Operators would receive the ultra-wideband (UWB) frequency from a central source, and funnel it through special headend hardware compatible with the feed. In order for subscribers to access channels or services transmitted over the feed, they would need to be hooked up to a special plug-in device connected to their cable connection and digital set-top box, Watkins said.
"Originally, we concluded that the feed could pump as much as one gigabit of new capacity," he said. "But based on tweaking we've done the last few weeks, along with feedback from people attending our meetings, we think we can go above two gigabits of extra capacity, and that could end up being the bottom floor of what this technology can do."
Although the FCC approved UWB frequencies, the agency stipulated that they be used at a certain power level. That stipulation doesn't apply to Pulse-Link's work, because the wireless transmission that happens inside cable plant is considered a shielded medium.
"Since our signal doesn't radiate out into the air, we can pump down a higher power level of frequency, so that operators can get the maximum amount of data, voice, and video we can put on top of their existing service," said Watkins.
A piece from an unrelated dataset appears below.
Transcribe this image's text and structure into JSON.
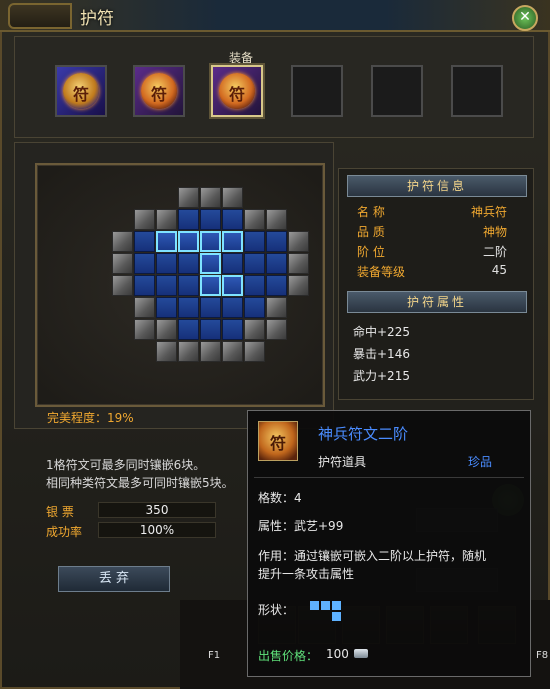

Pulse-Link is also holding meetings with technology vendors, in order to line up one or more strategic partners to produce the headend gear and home-reception units. The headend gear would cost operators from $15,000 to $30,000, and the home device about $200 per unit.
The company has raised about $5 million in financing so far, all from private investors. Officials will launch a campaign to obtain additional financing later this summer, following reaction to the operator and vendor meetings.